Cohort 7 (2016-2017)

Development and Global Health: A Critical Approach to Theory, Policy and Practice

Semester: 

Fall

Offered: 

2020

Using case studies drawn largely but not exclusively from Sub-Saharan Africa, this course explores the challenges and complexities of delivering health in under-resourced settings. Over the past sixty years, various development models and policies have been applied locally and globally. We will critically examine the theory and practice that underlies what has become ‘global health’ within an evolving development framework.

Gender and International Development

Semester: 

Spring

Offered: 

2020

Gender and development constitutes its own academic sub-field and has proven to be an enduring international policy and planning focus since the 1970s. With this in mind, the foundational questions that underlie this course are: 
• Why should the issue of gender constitute a legitimate planning tradition in its own right? 
• Why do the proliferating numbers of policies and plans for action in gender and development often fail to be implemented? 
• How do transnational relationships shape trends in gender and development? 

Entrepreneurship and Social Innovation

Semester: 

Spring

Offered: 

2020

Social entrepreneurship is a growing field of practice and of academic research. The course will discuss the differences between social and commercial entrepreneurship. Furthermore, it will grapple with the challenge of increasing social value utilizing theories of innovation that were developed in the commercial sector.

The course is taught by Dr. Jonathan Mirvis

Annual Program Seminar

Semester: 

N/A

Offered: 

2019

The Glocal Seminar is an annual, compulsory seminar. It will consist of six-seven meetings each semester. The first semester will be devoted to the theme related to International Development. Some of the sessions will be conducted by guest lecturers: we will meet activists in the realm of development who will share some of their dilemmas, as well as scholars who are engaged in research into these issues.

Annual Pre-Internship Course: First steps for professionalism in the field

Semester: 

N/A

Offered: 

2019

This is a practical course (taught in two parts) designed to guide students in creating and preparing for their internship. The first section of the course (first semester), takes the format of a workshop, and is held every other week.
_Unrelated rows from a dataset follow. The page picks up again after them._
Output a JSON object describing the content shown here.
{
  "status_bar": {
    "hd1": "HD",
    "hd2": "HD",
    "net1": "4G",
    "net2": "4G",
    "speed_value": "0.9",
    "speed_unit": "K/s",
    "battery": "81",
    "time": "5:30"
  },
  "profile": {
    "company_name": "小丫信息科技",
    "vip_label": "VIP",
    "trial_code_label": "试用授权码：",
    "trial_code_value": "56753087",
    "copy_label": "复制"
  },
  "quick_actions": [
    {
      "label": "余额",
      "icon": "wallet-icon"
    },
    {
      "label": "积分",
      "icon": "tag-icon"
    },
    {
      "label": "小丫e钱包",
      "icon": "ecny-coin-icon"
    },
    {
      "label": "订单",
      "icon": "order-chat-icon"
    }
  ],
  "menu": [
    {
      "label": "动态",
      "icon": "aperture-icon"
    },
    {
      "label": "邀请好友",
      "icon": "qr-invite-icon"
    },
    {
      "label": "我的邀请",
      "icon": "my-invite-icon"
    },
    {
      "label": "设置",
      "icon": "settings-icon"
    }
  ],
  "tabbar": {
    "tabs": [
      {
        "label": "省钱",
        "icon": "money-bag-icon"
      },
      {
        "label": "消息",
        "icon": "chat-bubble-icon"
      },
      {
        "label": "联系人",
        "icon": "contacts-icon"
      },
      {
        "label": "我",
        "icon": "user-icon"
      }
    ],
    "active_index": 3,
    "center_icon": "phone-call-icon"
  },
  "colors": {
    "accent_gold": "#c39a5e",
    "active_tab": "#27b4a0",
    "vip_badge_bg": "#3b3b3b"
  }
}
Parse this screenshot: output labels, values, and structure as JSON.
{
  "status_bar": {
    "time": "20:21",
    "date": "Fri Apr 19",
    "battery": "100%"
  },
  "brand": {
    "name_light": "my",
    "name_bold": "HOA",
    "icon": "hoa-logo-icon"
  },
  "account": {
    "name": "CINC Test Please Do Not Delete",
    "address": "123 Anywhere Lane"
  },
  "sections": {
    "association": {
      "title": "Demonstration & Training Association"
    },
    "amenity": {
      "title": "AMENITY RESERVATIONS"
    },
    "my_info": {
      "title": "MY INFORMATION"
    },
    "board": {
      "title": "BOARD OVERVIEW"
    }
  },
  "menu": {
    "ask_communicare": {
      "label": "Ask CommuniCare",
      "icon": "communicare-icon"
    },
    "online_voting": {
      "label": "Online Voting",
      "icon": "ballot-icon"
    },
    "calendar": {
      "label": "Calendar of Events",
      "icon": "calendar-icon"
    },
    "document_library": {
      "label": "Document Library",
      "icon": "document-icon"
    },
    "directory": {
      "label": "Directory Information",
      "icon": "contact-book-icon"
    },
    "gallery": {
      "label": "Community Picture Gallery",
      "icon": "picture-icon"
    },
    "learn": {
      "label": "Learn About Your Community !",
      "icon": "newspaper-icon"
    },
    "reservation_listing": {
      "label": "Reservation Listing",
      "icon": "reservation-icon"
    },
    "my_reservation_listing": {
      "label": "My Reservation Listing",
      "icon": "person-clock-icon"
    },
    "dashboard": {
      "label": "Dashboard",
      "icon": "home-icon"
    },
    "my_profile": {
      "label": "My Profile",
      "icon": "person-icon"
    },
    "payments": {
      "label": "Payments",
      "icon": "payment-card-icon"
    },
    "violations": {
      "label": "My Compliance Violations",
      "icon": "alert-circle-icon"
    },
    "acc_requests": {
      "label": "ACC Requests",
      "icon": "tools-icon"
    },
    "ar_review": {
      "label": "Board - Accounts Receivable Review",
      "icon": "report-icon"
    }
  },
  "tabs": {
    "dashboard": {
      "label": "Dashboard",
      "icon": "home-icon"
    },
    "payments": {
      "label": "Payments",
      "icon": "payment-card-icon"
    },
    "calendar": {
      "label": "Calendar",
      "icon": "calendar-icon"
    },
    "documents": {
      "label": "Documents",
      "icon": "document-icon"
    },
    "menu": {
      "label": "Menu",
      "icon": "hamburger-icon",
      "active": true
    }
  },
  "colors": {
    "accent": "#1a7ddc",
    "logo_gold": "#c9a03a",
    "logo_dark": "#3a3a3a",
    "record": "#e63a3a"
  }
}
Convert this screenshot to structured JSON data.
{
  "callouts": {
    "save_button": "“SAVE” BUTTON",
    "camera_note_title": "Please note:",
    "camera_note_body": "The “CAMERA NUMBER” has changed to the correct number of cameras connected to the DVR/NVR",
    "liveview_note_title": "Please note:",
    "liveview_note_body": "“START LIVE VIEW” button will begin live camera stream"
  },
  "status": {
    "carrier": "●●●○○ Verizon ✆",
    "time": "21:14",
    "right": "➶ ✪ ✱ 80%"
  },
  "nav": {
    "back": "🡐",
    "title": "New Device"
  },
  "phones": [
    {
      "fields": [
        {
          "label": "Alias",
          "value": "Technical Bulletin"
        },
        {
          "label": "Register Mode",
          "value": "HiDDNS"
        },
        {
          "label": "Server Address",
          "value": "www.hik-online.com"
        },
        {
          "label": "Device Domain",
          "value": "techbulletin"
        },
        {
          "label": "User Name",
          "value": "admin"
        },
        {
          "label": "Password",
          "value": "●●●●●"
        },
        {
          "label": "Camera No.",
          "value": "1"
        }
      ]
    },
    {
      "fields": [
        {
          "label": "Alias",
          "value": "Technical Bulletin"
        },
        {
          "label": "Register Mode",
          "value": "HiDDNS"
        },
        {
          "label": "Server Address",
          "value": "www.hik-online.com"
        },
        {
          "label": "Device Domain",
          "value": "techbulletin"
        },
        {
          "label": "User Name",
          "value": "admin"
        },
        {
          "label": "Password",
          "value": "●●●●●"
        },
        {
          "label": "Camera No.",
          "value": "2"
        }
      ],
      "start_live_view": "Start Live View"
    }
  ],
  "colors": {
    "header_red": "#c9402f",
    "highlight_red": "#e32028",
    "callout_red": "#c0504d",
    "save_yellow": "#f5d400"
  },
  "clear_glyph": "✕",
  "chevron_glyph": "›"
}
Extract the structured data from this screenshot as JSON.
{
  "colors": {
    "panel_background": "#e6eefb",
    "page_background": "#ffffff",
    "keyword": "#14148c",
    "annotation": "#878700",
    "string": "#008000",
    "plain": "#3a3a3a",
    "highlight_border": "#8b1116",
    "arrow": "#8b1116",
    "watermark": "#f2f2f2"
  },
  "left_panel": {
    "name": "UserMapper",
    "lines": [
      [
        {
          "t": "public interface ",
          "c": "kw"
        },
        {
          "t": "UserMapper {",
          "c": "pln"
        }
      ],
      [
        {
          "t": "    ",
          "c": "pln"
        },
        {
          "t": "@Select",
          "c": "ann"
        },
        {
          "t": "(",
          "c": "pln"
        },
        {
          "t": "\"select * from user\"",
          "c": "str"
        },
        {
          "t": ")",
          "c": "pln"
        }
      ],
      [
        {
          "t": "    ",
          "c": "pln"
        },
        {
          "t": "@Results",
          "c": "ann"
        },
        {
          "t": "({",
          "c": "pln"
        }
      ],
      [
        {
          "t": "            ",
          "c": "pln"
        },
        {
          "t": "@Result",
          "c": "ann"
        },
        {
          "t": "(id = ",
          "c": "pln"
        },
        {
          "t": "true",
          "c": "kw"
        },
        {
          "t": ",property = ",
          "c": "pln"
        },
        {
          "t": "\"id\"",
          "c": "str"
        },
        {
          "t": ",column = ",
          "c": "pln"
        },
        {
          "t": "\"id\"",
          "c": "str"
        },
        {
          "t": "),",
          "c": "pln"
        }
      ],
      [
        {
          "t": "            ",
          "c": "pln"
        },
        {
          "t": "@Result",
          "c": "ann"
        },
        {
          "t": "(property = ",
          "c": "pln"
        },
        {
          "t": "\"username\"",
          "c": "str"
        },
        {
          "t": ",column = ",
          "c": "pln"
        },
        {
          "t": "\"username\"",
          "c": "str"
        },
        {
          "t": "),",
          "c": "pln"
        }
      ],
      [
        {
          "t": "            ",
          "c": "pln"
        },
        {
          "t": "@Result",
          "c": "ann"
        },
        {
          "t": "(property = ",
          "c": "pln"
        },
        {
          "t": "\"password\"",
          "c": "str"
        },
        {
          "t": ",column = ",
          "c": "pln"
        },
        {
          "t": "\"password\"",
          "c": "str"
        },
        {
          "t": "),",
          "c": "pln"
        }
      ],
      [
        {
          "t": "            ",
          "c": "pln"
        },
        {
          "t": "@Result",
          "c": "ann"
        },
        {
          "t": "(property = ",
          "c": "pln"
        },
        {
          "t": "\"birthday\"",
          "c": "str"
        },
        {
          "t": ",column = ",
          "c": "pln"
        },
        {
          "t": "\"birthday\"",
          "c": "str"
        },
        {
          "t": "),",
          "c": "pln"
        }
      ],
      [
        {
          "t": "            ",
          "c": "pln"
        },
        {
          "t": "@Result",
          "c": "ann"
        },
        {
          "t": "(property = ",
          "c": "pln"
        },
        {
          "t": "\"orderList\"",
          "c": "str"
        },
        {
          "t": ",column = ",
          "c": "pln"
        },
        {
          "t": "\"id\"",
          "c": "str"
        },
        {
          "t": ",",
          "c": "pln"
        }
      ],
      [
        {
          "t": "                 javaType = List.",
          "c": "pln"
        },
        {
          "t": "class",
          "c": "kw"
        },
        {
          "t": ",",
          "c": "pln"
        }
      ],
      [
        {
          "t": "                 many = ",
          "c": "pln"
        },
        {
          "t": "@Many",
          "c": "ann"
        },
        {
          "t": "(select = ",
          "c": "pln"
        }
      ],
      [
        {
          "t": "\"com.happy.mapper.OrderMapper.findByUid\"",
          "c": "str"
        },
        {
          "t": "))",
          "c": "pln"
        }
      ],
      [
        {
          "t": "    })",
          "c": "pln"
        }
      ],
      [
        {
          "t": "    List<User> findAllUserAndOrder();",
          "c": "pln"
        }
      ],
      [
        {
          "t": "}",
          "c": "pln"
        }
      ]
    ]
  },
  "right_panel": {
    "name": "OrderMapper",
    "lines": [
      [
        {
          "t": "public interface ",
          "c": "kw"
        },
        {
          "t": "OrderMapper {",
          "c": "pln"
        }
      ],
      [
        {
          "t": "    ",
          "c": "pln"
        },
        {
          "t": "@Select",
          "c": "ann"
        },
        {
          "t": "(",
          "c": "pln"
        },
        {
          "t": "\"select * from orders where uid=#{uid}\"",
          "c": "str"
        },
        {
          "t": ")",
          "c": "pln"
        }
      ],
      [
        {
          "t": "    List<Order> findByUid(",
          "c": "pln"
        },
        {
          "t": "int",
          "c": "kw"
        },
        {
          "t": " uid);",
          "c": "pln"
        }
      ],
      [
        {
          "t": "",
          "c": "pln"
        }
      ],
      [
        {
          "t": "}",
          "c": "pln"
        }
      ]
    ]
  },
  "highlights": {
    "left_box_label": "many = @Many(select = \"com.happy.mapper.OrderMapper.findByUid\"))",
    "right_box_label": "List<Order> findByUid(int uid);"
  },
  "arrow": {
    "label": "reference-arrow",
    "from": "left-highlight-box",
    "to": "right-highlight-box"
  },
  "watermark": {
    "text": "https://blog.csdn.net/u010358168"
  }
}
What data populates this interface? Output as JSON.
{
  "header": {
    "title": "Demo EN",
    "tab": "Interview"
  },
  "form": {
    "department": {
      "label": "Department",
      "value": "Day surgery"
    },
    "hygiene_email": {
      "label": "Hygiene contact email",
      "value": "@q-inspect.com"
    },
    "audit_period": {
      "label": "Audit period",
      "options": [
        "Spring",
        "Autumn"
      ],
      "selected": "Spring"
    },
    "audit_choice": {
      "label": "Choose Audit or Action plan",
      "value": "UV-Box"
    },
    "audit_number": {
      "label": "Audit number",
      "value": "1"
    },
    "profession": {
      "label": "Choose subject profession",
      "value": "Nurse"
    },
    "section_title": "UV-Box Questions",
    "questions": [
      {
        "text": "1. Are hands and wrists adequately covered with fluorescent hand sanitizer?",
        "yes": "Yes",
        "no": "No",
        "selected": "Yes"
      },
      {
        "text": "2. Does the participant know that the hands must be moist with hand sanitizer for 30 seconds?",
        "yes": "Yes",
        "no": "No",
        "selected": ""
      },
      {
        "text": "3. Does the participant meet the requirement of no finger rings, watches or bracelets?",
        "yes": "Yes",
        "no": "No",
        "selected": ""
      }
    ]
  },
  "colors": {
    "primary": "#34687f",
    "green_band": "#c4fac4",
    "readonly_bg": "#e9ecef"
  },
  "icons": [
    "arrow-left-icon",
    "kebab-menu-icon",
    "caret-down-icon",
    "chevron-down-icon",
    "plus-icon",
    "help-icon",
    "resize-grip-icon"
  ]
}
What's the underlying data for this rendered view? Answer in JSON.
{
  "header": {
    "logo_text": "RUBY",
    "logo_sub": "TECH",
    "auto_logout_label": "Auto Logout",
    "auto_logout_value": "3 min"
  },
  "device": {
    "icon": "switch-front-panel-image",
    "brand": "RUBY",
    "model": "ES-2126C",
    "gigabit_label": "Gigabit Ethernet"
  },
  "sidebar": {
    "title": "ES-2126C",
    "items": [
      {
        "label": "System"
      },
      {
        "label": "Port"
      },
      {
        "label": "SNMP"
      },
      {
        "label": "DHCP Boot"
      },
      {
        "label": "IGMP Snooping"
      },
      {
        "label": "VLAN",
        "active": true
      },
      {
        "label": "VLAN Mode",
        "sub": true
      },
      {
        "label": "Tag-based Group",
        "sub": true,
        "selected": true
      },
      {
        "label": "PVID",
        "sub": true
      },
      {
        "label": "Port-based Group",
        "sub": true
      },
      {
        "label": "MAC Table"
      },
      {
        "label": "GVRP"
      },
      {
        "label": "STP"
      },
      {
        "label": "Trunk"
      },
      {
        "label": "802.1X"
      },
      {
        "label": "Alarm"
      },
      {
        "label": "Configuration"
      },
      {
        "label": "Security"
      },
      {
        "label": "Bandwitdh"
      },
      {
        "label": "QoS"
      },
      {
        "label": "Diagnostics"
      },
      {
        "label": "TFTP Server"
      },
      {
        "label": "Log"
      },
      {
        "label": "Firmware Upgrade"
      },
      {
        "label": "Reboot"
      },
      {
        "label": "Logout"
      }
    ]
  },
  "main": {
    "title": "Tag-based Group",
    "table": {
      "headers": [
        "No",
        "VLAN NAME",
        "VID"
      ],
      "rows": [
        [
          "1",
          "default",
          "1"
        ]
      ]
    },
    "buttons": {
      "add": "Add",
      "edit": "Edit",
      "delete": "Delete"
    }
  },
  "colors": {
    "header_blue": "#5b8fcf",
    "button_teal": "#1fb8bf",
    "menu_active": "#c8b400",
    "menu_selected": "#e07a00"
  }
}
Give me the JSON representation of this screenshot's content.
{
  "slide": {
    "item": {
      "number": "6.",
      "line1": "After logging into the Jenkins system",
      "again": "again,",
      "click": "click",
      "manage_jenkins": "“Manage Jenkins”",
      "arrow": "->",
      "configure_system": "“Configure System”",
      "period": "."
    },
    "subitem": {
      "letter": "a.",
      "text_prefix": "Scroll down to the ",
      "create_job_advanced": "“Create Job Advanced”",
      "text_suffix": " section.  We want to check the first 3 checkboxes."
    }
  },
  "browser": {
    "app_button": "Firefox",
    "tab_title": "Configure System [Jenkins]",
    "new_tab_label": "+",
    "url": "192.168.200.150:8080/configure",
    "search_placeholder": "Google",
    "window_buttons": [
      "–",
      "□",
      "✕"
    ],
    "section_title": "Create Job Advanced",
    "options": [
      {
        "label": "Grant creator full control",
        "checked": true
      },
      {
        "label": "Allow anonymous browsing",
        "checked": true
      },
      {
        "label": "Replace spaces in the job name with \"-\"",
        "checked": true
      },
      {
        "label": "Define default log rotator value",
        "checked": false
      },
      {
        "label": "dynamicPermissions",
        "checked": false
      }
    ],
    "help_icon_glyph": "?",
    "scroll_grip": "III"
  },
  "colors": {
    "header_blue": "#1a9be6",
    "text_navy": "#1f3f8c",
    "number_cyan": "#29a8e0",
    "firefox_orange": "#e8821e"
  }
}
The workshop's role is to prepare students for choosing their placements and applying for their internships.

Qualitative Research Methods

Semester: 

Fall

Offered: 

2019

This course explores how qualitative research—characterized as inductive, non-statistical, interpretive and exploratory—constitutes social science research. It walks students through the steps of academic research with a qualitative focus: How to identify a robust research question, choose an appropriate data collection method and research design, address research bias, gain first-hand experience applying methods during a unique, two-day, off-campus research practicum, and finally, transform field data into academic text through preliminary analysis.

Program Evaluation for Community Development and Social Change

Semester: 

Fall

Offered: 

2019

This research methods course provides students with intensive knowledge of the theory and practice of program evaluation research with an emphasis on its practical relevance for local community development organizations, national and international agencies, funders from the public, private, third sectors, and other policymakers.

Development Economics: Principles and Application

Semester: 

Fall

Offered: 

2019

What allows countries to develop? What holds development and growth in certain regions? Why many developing countries in Africa have seen lower levels of growth and development in recent               decades than Asians states? This course examines these questions and many others by discussing various models in development economics and exploring their application in reality. 

Population change: Why it matters?

Semester: 

Fall

Offered: 

2017

The course focuses on the two-way relationship between major demographic events and societal transitions. Demographic events include epidemics, large-scale migration, and more recently, the dramatic reductions in fertility and mortality. Societal transitions include those related to religious belief and practice, political instability, economic development, as well as to those associated with the "second demographic transition" in contemporary low fertility countries.

The International Dimension of Development

Semester: 

Fall

Offered: 

2016

This course focuses on several major topics regarding economic development and the position of developing countries in the contemporary trading system. The course addresses the principal dimensions and measurement of "underdevelopment", principal theories of development (i.e., why some countries managed to become "developed" while the other remained underdeveloped?), the basic principles of the GATT/WTO system, the WTO special rules regarding trade with developing countries.